The Tasikoki animal rescue centre in North Sulawesi was started at the end of the 90s by Dr. Willie Smits. Together with a number of other rescue centres in Indonesia it was meant to stop the illegal trade in wildlife.
The Indonesian Ministry of Forestry supports Tasikoki in fighting the trade and smuggling of endangered animal species. This collaboration has resulted in the housing and taking care of animals from about 100 different species. The Ministry of Forestry only pays for less than 5% of the centre’s cost and we are therefore entirely dependent on volunteers and donations for the care of the animals.
North Sulawesi is a well-known route for wildlife smuggling from Indonesia to the global market through the Philippines. Endangered animals from across the Indonesian archipelago suffer from this trade route. For example, in addition to the many animal species from Sulawesi the centre has currently also animals from Sumatra (e.g. Siamang ape), Borneo (orangutans, gibbons, Sun bears), Java (Javanese Leopard and turtles), Papua (Cassowary, parrots, crocodiles). So Tasikoki is located in a strategic location to help the authorities with tackling this crime and to rehabilitate confiscated animals.
The centre has a team of dedicated employees, who take care of the animals, let them recover and, if possible, prepare them for reintroduction into the wild. In addition to the rescue and rehabilitation of animals Tasikoki provides local education programs to raise awareness of the threats for the wildlife and precious biodiversity of Indonesia.
The work at the centre is carried out by local staff led by an international team who only receive food and accommodation for their efforts. They are supported by dedicated short-term volunteers from all over the world. Volunteers participate in the care for the animals and the centre and provide a financial contribution that is used for the care and the nutrition of the animals.
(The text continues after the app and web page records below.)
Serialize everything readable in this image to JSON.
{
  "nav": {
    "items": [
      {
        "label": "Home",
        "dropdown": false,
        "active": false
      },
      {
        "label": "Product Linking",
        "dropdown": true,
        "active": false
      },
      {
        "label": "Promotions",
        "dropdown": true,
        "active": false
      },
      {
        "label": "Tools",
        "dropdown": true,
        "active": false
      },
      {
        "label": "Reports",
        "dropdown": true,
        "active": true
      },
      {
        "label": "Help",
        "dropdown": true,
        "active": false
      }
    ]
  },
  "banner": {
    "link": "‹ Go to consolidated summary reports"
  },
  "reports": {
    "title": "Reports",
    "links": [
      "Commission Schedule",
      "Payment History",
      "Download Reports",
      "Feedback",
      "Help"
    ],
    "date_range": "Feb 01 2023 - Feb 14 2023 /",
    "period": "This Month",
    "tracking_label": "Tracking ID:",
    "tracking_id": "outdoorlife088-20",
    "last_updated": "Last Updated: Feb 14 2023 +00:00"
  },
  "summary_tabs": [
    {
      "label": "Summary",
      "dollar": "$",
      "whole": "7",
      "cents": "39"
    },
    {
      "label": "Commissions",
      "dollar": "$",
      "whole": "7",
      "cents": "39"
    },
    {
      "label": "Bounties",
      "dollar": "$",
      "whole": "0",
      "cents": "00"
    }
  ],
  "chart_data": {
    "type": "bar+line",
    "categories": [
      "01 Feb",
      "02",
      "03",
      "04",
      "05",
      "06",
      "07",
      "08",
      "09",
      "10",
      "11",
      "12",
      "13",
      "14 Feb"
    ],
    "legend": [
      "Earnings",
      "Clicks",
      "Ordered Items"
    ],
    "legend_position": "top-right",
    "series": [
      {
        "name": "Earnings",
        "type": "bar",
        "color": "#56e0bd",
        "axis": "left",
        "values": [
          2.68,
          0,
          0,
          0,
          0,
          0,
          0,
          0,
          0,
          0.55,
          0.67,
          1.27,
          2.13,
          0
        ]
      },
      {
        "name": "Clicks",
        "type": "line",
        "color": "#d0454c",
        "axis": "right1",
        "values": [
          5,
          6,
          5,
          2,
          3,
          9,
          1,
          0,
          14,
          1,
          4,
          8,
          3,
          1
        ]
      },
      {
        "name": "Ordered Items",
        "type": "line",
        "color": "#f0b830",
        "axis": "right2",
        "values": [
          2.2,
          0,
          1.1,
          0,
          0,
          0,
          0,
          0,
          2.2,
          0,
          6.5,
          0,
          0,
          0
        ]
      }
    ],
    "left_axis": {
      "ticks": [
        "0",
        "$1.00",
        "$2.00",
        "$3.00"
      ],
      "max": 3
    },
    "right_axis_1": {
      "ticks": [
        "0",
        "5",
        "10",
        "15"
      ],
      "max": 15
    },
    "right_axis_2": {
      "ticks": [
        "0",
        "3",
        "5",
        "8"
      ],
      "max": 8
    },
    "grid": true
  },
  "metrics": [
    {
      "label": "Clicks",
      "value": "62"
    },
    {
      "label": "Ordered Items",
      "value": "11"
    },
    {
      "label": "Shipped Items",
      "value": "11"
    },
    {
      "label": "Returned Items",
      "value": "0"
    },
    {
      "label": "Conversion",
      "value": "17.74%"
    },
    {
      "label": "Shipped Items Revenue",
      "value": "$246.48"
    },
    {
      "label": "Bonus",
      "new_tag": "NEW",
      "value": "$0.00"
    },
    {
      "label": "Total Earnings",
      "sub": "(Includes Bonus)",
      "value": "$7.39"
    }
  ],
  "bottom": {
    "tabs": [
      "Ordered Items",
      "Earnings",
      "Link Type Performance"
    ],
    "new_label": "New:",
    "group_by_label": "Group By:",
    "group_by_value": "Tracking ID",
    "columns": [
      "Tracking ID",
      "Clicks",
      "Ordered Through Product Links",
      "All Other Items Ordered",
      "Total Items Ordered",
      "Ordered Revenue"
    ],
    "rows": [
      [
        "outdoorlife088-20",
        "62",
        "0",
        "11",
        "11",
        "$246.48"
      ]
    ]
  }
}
For more information on volunteering opportunities, send an email to Volunteering at Tasikoki
You can also take a look at the short movie (of Raymond Hartman) about the daily life of a volunteer in Tasikoki.